> Requirement
Lines containing "Windows" should be pulled from the material below.

***** Source information *****

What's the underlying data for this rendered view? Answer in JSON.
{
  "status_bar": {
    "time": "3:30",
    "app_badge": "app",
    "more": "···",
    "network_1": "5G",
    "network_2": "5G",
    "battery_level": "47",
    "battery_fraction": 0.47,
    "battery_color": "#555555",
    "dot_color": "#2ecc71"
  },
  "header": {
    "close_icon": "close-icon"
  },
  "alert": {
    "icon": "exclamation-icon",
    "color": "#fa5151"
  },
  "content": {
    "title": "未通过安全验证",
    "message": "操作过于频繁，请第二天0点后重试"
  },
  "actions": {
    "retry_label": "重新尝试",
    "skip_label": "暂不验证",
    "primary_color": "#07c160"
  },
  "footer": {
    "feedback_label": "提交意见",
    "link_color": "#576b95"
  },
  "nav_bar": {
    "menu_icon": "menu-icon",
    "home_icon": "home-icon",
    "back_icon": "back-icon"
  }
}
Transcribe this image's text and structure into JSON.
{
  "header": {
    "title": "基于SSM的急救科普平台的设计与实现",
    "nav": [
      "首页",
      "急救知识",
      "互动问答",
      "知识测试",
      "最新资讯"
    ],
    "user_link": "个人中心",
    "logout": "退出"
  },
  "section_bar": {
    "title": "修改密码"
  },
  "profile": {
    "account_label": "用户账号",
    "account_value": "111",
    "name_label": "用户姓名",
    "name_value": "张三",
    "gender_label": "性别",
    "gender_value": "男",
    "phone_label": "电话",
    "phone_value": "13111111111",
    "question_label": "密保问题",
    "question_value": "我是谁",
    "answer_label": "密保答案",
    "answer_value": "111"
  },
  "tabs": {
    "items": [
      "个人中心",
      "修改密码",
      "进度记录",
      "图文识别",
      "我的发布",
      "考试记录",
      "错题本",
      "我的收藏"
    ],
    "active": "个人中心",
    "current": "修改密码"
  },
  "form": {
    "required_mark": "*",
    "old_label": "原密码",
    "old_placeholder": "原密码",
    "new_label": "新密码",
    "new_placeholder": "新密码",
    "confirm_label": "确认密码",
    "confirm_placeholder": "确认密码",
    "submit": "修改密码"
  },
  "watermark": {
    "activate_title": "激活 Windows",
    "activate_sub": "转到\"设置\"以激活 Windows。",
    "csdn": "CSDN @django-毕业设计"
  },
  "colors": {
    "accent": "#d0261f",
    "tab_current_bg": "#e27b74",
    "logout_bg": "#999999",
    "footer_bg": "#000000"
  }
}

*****

> Answer for this exercise
    "activate_title": "激活 Windows",
    "activate_sub": "转到\"设置\"以激活 Windows。",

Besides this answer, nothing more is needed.